[Data for this task — start]
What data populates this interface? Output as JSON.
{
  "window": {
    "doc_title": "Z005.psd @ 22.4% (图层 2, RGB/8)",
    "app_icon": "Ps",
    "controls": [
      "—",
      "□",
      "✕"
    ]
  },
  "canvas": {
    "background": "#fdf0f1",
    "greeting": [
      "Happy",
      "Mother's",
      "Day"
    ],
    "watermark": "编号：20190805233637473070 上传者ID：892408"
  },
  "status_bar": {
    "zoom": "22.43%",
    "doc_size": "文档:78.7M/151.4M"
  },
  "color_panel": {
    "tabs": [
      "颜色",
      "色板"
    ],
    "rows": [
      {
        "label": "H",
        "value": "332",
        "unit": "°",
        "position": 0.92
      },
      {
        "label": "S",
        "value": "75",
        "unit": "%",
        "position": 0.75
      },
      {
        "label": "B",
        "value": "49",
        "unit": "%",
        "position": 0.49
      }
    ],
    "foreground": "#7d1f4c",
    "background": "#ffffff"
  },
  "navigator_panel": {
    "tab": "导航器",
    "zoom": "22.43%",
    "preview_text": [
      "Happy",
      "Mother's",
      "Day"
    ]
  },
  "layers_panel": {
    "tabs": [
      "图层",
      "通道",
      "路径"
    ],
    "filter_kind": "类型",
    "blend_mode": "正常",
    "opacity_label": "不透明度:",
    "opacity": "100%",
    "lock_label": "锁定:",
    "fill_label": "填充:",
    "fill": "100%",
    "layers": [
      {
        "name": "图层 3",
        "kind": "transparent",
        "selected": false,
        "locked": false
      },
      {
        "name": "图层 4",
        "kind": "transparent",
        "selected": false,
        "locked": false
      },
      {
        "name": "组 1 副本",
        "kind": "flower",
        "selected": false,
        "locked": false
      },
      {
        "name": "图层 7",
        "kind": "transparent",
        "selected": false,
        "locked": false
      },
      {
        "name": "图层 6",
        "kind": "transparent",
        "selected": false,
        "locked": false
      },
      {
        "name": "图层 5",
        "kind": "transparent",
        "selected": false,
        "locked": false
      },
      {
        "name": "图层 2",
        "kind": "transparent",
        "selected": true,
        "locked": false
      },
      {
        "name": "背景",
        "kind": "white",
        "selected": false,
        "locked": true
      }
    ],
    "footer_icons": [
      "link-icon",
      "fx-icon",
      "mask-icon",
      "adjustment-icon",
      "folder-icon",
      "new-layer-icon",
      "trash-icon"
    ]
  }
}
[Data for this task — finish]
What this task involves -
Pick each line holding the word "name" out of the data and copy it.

Task solution -
        "name": "图层 3",
        "name": "图层 4",
        "name": "组 1 副本",
        "name": "图层 7",
        "name": "图层 6",
        "name": "图层 5",
        "name": "图层 2",
        "name": "背景",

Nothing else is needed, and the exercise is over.